My husband and I were having a glass of wine together the other night and, since I’ve recently had another of my books accepted by Shanti Arts Publishing, the conversation, of course, turned to that topic. All my books have been released by small presses of varying sizes, and he wondered how I knew which ones to approach for my books.

Before I had decided to work with independent publishers, I went through the traditional route of finding an agent and having my work submitted to the major houses. Unfortunately, this road turns out to be very narrow. Agents and large presses all have a niche and usually aren’t open to anything outside of their limited vision. They also don’t welcome writers who don’t already have a track record in publishing. I eventually realized I didn’t fit their categories.

So after spending far too much time trying to break into that rarified world, I eliminated agents from my address book and focused on small presses. As for how I chose the ones I did, partly it was a crap shoot; partly it was my response to how they presented themselves to the world via their websites. Much as we react to a person’s clothes, facial features, and body language when we first meet someone new, I used similar criteria in selecting the presses I queried. I wanted to work with publishers that have an aesthetic sense, as evidenced in their sites, and would give my books a welcoming home.
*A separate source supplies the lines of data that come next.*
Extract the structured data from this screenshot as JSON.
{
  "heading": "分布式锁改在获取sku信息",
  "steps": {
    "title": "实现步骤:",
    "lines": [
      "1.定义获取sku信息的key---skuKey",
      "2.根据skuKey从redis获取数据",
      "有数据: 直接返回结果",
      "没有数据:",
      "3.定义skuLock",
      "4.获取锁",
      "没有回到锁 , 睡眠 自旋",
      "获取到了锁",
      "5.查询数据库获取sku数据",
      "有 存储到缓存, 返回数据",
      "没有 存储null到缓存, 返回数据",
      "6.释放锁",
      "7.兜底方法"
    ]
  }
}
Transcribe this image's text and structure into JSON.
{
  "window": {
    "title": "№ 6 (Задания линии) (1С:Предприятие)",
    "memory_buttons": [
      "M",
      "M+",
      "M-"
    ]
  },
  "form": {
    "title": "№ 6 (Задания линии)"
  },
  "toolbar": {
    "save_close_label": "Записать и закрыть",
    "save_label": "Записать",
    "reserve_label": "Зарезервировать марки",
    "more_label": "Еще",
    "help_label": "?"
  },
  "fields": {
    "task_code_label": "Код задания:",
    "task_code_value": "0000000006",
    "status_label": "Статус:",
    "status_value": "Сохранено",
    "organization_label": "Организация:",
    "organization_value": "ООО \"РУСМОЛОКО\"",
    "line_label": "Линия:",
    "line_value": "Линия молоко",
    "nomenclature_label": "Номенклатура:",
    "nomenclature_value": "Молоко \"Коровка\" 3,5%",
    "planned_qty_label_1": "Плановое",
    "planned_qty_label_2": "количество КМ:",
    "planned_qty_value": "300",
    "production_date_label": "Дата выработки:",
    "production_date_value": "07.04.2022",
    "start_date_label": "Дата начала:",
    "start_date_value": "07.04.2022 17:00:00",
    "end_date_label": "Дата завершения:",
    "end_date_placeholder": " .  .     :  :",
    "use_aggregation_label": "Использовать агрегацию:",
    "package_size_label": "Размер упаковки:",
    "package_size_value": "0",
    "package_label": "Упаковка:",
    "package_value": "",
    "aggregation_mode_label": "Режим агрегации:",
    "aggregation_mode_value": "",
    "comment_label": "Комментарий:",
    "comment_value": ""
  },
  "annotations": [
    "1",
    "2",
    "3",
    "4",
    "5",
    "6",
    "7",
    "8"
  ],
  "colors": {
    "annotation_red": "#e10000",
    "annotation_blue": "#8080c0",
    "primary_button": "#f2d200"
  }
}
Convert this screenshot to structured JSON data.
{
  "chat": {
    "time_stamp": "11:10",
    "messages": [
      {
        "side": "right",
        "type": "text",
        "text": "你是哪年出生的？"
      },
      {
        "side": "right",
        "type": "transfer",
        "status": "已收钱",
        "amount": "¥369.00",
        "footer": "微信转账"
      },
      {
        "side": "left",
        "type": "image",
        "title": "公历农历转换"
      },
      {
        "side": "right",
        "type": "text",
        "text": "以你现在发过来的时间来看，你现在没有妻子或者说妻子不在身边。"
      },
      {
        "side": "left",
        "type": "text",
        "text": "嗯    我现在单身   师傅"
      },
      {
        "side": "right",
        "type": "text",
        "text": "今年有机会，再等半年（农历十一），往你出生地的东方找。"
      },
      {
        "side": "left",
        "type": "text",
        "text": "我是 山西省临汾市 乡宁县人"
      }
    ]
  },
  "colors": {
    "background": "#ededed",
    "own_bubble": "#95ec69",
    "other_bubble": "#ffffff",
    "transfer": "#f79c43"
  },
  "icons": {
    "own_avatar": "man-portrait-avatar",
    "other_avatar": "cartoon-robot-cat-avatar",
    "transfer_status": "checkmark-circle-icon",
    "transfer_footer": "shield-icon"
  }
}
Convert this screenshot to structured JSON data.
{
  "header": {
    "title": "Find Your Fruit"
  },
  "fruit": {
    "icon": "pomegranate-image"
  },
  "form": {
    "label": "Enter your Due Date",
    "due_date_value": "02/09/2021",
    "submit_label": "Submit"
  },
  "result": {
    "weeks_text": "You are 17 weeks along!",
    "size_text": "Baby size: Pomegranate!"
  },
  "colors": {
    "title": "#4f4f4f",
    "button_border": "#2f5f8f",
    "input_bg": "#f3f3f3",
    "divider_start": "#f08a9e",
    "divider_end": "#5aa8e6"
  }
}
But ultimately, finding a press that would show interest in my queries reminded me of an activity my fisherman son is so good at. He can go out on his boat for hours at a time and not catch anything. Yet he’s not discouraged because it’s the process, the act of fishing, that is also an important part of his enjoyment. When fish don’t bite, it gives him time to reflect and just be present with himself. It also teaches him patience. Not every fish will bite. Similarly, not every press will want to see your manuscripts. But eventually, if the work stands out, one will.

This fishing metaphor boils down to a quality that most writers need to acquire: determination. As my son has taught me, if you wait long enough and continue to throw out your line, eventually something will happen. My son tries different kinds of bait and plants himself at new fishing spots at the lake where he lives. But he never stops believing that he will catch fish eventually. And neither should we writers stop believing in ourselves and our writing. Patience and commitment are the food we need to catch our fish, a publishing contract.